I therefore particularly point out and distinctly claim as my invention:

1. A pneumatic tire having tread portions isolated from each other circumferentially of the tire, said tread portions being provided with slits having contiguous or abutting walls when said tread portions are in normal unstressed condition.

2. A pneumatic tire having tread portions spaced circumferentially of the tire by grooves, said tread portions being provided with slits having contiguous or abutting walls when said tread portions are in normal unstressed condition.

3. A pneumatic tire having tread portions spaced circumferentially and laterally of the tire' by grooves, said tread portions being provided with slits having contiguous or abutting walls when said tread portions are in normal unstressed condition.
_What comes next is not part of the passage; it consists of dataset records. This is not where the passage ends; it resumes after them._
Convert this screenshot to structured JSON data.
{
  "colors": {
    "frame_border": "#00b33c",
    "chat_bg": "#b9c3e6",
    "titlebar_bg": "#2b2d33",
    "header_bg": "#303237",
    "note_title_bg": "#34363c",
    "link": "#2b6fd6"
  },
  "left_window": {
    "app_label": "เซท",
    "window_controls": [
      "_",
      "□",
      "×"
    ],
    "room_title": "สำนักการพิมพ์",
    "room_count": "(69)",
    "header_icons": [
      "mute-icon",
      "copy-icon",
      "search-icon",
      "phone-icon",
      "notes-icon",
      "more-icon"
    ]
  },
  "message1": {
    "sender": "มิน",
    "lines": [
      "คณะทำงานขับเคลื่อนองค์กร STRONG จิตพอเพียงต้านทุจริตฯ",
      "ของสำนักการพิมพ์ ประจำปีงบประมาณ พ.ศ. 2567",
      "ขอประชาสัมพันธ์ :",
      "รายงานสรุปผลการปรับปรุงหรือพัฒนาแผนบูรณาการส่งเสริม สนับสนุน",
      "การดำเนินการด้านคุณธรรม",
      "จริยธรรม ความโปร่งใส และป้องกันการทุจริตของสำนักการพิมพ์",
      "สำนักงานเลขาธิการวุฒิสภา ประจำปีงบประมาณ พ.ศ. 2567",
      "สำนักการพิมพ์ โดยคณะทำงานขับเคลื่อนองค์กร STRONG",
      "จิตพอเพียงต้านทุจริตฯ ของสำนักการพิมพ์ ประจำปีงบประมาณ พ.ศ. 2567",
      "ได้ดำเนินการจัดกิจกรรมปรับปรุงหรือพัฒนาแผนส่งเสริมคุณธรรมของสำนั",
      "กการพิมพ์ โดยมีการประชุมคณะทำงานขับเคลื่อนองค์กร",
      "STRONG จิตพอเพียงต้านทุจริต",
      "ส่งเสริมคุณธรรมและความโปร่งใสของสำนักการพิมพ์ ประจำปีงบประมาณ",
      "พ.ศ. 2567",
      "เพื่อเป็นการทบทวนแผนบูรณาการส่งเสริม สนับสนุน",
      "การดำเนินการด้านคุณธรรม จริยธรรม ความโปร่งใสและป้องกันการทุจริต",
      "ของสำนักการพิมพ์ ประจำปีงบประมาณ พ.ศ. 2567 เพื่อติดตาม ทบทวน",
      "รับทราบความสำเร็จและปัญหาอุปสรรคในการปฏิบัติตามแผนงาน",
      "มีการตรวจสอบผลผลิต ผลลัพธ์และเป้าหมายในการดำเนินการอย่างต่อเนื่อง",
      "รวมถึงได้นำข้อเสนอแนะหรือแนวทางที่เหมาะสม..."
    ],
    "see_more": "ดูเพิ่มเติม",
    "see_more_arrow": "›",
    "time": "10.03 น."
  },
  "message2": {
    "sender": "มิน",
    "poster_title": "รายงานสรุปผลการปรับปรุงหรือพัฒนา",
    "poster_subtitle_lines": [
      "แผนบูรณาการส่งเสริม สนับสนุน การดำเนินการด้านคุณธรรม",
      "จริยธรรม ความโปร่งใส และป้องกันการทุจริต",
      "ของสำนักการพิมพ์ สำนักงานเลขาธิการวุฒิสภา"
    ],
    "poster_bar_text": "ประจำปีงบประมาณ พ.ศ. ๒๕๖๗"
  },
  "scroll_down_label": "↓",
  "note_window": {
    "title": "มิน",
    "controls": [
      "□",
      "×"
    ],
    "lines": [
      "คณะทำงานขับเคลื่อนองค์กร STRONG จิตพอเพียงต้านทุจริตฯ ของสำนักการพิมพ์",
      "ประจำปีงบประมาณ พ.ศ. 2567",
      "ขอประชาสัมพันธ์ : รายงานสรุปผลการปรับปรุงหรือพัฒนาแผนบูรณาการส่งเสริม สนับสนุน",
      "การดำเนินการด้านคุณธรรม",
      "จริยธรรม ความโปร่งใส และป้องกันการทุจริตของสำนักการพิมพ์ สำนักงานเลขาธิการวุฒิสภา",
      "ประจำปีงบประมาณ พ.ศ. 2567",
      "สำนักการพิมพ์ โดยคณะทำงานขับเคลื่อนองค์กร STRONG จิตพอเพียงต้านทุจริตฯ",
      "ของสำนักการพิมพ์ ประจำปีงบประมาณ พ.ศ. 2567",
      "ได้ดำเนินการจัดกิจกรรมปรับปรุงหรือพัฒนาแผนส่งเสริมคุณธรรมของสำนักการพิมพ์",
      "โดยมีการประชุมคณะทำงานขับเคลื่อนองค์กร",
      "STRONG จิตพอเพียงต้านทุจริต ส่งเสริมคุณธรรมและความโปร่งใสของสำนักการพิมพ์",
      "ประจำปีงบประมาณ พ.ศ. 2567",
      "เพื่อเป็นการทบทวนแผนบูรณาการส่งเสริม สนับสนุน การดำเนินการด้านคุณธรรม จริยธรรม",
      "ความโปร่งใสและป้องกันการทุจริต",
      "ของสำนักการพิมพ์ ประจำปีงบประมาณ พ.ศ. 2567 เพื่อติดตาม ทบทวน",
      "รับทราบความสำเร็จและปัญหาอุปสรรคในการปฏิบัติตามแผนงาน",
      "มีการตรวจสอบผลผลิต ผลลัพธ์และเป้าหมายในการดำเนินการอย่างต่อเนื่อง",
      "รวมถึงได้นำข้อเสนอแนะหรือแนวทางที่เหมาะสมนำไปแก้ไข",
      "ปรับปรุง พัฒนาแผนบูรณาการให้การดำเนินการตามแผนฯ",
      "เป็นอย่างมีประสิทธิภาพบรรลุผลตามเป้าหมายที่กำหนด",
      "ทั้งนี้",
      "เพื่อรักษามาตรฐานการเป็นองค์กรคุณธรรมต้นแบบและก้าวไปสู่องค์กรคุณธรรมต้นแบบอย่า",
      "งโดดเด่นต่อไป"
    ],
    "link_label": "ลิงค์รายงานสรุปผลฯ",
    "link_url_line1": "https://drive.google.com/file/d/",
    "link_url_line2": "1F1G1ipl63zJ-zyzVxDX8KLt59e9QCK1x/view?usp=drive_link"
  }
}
4. A pneumatic tire having tread portions isolated from each other circumferentially and laterally of the tire, said tread portions being provided with slits having contiguous or abutting walls when said tread portions are in normal unstressed condition.

5. A pneumatic tire having circumferentially discontinuous tread portions, said tread portions being provided with slits having contiguous or abutting walls when said tread portions are in normal unstressed condition.

6. A pneumatic tire having circumferentially and laterally discontinuous tread portions, said tread portions being provided with slits having contiguous or abutting walls when said tread portions are in normal unstressed condition.

7. A pneumatic tire having spaced tread portions, said tread portions being provided with slits which terminate short of the boundaries of said tread portion, each of said slits having contiguous or abutting walls when said tread portions are in normal unstressed condition.

8. A tire having a plurality of spaced raised tread portions, each of which is provided with a circular slit, each of said slits having contiguous or abutting walls when said tread portions are in normal unstressed condition.

9. A tread member having spaced tread portions, said tread portions being provided with slits, each of which has contiguous or abutting walls when said tread portions are in normal unstressed condition, and no portion of which extends to the boundaries of said tread portions.

10. A pneumatic tire having tread portions spaced circumferentially of the tire by grooves, said tread portions being provided with slits, each of which has contiguous or abutting walls when said tread portions are in normal unstressed condition, and no portion of which extends to said grooves.

HARRISON EUDY."

Referenced by
Citing PatentFiling datePublication dateApplicantTitle
US2690202 *Mar 17, 1950Sep 28, 1954Armstrong Rubber CoTire-casing with interlocking tread-portion
US2751604 *Jan 5, 1953Jun 26, 1956William Young LeroySilencing device for toilet seat
US3072170 *May 17, 1961Jan 8, 1963Cowhig David ATire chain
US3459400 *Dec 20, 1966Aug 5, 1969American Biltrite Rubber CoVibration damping pad
US6263934 *Jun 18, 1999Jul 24, 2001Michelin Recherche Et Technique S.A.Tire tread comprising incisions bounding rubber studs
US7267148 *Feb 6, 2002Sep 11, 2007Michelin Recherche Et Technique S.A.Measurement of adherence between a vehicle wheel and the roadway
US7404318Jul 26, 2007Jul 29, 2008Michelin Recherche Et Technique S.A.Measurement of adherence between a vehicle wheel and the roadway
US8720506 *Aug 31, 2009May 13, 2014Bridgestone CorporationPneumatic tire
US8746303 *Jan 15, 2010Jun 10, 2014Bridgestone CorporationPneumatic tire
US20110162768 *Aug 31, 2009Jul 7, 2011Bridgestone CorporationPneumatic tire
US20110297282 *Jan 15, 2010Dec 8, 2011Bridgestone CorporationPneumatic tire
DE3738159A1 *Nov 10, 1987May 26, 1988Semperit GmbhTread profile for pneumatic vehicle tyre
DE19942051A1 *Sep 3, 1999Mar 15, 2001Continental AgFahrzeugluftreifen
DE19942051C2 *Sep 3, 1999Feb 27, 2003Continental AgFahrzeugluftreifen
WO2011002703A1 *Jun 28, 2010Jan 6, 2011Michelin Recherche Et Technique S.A.Method and construction for improved snow traction, highway wear, and off-road performance of a tire
Classifications
U.S. Classification152/209.18, 152/DIG.300, 152/902, D12/574
International ClassificationB60C11/12
Cooperative ClassificationY10S152/902, Y10S152/03, B60C11/12, B60C2011/1254
European ClassificationB60C11/12